To Beep or Not to Beep?: Comparing Abstract versus Language-Based Multimodal Driver Displays

Politis, I., Brewster, S. and Pollick, F. (2015) To Beep or Not to Beep?: Comparing Abstract versus Language-Based Multimodal Driver Displays. In: CHI 2015, Seoul, Republic of Korea, 18-23 Apr 2015, pp. 3971-3980. ISBN 9781450331456 (doi:10.1145/2702123.2702167)

106334.pdf - Accepted Version

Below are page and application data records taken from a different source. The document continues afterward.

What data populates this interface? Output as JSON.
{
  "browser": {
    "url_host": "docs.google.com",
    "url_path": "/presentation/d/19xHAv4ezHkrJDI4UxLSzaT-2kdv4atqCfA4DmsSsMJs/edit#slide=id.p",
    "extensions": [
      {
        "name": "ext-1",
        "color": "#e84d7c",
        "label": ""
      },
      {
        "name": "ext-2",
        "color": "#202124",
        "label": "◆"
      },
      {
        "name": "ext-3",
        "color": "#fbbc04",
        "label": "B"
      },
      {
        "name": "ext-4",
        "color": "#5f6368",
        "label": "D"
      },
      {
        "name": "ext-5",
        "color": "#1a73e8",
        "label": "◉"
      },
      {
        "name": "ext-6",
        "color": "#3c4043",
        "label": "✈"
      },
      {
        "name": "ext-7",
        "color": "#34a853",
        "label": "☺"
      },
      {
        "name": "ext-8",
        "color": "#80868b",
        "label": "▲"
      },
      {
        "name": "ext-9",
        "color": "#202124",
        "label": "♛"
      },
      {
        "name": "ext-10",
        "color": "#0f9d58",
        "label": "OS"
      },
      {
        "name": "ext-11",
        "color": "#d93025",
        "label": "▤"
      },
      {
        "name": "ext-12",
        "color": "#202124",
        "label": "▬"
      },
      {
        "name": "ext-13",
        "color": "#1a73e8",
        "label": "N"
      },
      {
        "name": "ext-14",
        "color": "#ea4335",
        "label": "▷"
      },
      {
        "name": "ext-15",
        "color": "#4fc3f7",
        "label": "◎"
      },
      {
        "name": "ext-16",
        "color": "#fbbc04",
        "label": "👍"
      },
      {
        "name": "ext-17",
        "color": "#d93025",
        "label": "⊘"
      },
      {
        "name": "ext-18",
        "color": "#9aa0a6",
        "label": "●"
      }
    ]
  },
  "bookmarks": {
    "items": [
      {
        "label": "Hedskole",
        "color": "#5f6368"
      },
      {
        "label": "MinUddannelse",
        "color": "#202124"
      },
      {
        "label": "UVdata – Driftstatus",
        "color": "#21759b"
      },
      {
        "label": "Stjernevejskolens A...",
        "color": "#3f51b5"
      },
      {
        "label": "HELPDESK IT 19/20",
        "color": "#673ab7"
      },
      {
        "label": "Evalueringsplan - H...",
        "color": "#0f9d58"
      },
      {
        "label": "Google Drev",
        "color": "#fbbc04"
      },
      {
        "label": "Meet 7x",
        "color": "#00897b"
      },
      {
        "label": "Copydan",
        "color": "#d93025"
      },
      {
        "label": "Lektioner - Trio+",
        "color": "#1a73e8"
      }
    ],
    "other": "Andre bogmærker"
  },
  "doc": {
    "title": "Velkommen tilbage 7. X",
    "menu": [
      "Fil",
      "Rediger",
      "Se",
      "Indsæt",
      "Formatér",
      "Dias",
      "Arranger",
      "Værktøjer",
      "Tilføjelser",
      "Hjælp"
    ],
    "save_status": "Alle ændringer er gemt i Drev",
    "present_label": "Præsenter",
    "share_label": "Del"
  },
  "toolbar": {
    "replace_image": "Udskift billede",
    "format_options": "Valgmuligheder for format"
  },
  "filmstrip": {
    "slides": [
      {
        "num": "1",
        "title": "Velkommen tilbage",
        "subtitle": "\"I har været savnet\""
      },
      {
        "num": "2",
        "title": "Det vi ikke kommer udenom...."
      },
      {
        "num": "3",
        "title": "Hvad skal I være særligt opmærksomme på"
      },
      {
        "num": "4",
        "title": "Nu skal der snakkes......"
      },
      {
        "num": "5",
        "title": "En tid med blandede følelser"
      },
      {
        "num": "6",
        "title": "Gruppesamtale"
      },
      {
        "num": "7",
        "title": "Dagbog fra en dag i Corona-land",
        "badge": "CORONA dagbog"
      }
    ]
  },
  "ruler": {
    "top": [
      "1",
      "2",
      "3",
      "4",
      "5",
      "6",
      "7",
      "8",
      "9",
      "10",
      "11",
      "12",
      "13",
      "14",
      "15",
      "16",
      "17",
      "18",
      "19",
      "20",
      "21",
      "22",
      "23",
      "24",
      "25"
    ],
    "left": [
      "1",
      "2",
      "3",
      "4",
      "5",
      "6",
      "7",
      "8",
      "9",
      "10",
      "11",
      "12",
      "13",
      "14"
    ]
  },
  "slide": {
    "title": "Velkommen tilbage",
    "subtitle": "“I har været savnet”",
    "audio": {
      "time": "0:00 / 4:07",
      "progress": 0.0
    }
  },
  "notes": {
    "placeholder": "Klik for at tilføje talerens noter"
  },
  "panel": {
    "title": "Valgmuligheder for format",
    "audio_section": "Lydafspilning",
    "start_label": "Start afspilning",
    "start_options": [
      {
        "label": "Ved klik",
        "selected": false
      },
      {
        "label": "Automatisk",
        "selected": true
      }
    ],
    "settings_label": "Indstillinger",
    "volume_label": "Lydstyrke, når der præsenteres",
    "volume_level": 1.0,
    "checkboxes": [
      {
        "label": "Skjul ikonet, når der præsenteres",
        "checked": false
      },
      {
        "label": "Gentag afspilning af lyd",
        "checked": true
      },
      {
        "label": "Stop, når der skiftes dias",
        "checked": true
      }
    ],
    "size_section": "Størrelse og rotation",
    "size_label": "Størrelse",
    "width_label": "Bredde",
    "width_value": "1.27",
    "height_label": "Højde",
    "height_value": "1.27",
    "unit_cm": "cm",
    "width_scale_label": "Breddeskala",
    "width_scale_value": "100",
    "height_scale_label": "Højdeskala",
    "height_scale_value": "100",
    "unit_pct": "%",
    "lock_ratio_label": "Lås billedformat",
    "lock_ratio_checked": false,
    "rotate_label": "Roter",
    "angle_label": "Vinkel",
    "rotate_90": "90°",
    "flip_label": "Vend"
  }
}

Multimodal displays are increasingly being utilized as driver warnings. Abstract warnings, without any semantic association to the signified event, and language-based warnings are examples of such displays. This paper presents a first comparison between these two types, across all combinations of audio, visual and tactile modalities. Speech, text and Speech Tactons (a novel form of tactile warnings synchronous to speech) were compared to abstract pulses in two experiments. Results showed that recognition times of warning urgency during a non-critical driving situation were shorter for abstract warnings, highly urgent warnings and warnings including visual feedback. Response times during a critical situation were shorter for warnings including audio. We therefore suggest abstract visual feedback when informing drivers during a non-critical situation and audio in a highly critical one. Language-based warnings during a critical situation performed equally well as abstract ones, so they are suggested as less annoying vehicle alerts.

Item Type:Conference Proceedings
Glasgow Author(s) Enlighten ID:Pollick, Professor Frank and Brewster, Professor Stephen
Authors: Politis, I., Brewster, S., and Pollick, F.
College/School:College of Science and Engineering > School of Computing Science
College of Science and Engineering > School of Psychology
Copyright Holders:Copyright © 2015 The Authors
Publisher Policy:Reproduced in accordance with the copyright policy of the publisher.

University Staff: Request a correction | Enlighten Editors: Update this record